Exercise prompt: A single total is needed, the number of lines of this listing that contain the string "Luxe".

Information provided:
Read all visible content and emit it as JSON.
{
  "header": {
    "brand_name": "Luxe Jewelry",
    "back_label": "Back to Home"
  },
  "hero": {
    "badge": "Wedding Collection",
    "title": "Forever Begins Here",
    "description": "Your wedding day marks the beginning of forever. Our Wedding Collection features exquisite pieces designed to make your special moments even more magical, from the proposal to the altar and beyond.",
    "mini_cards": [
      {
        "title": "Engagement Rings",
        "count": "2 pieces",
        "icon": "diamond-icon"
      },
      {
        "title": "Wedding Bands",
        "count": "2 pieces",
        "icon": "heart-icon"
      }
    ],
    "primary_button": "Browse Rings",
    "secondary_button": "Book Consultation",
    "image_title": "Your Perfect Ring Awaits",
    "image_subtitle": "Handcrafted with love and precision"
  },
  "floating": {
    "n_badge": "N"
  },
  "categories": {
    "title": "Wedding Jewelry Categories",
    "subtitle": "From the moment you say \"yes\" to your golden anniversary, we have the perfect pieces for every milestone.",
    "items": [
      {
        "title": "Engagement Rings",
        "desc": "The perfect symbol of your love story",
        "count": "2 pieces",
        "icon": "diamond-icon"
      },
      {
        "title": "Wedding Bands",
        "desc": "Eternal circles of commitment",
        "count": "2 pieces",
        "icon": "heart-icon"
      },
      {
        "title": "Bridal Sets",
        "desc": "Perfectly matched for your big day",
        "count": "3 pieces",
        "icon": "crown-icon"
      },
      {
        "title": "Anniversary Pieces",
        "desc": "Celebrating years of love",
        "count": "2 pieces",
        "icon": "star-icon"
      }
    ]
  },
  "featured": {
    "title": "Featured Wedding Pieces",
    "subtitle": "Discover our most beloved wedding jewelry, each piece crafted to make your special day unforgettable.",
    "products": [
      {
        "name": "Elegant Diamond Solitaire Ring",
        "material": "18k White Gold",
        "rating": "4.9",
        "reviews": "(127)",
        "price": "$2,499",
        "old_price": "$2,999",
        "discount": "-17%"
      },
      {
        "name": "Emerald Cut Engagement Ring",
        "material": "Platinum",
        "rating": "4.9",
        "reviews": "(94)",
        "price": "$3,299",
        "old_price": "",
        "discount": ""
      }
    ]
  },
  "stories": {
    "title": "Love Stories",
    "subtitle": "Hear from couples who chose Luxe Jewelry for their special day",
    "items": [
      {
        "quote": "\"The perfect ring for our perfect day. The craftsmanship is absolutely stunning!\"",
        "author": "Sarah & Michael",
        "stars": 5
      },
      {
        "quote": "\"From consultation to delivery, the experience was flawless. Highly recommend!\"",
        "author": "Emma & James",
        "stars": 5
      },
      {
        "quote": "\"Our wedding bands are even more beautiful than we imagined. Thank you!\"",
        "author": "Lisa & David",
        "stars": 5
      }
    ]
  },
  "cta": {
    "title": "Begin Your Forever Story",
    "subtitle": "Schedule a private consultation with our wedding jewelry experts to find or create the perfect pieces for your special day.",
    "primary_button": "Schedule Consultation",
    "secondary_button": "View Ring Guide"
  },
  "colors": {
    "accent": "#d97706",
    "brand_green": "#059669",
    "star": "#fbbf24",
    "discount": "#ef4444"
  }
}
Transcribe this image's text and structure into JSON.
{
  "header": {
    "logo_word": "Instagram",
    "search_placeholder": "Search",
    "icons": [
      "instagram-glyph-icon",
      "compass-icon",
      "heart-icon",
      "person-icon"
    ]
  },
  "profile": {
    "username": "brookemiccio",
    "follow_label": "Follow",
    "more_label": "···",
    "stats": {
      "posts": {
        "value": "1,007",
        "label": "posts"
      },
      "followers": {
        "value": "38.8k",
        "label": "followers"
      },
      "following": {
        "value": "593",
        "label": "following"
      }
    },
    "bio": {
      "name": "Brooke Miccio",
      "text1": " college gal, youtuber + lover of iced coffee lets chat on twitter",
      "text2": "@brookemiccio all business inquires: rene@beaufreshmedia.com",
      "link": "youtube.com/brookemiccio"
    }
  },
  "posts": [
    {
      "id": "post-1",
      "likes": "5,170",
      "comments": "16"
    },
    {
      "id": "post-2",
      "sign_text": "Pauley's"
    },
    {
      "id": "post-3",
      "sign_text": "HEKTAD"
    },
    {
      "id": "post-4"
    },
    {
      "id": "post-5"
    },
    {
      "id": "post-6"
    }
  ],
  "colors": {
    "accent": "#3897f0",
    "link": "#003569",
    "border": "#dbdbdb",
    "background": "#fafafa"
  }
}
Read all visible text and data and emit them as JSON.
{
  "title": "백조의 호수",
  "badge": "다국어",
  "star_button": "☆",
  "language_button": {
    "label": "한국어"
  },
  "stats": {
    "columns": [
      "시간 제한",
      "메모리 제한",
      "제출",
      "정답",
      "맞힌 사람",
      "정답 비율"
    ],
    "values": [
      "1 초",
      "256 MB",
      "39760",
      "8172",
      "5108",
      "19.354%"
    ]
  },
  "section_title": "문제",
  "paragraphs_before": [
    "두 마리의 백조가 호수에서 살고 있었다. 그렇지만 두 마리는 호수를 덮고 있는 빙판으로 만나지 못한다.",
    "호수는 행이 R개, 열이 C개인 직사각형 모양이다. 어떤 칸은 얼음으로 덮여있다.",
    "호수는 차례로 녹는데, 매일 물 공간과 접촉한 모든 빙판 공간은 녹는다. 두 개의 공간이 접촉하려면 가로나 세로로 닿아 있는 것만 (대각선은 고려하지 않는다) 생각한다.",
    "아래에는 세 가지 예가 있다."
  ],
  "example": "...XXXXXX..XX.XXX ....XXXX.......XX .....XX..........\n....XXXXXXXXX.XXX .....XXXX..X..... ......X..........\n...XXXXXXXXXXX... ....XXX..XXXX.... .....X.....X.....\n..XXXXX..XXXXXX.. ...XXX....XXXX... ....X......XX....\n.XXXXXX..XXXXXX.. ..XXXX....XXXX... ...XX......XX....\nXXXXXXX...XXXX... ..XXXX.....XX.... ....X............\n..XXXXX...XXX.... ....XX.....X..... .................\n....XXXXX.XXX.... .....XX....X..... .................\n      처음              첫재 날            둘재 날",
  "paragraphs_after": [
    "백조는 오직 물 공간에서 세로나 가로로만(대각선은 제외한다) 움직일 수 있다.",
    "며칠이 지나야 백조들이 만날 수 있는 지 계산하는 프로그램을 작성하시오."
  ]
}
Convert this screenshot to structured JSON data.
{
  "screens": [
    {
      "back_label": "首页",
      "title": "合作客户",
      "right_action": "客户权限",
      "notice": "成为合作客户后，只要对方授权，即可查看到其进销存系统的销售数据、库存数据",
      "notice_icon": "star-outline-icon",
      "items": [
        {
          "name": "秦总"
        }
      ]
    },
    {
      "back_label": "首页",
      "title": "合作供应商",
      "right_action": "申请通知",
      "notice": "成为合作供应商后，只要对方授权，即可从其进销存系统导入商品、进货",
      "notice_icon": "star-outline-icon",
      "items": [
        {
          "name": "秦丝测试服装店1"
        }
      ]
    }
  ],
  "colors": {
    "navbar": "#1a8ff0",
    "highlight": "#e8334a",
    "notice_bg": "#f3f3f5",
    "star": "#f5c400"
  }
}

Exercise solution: 2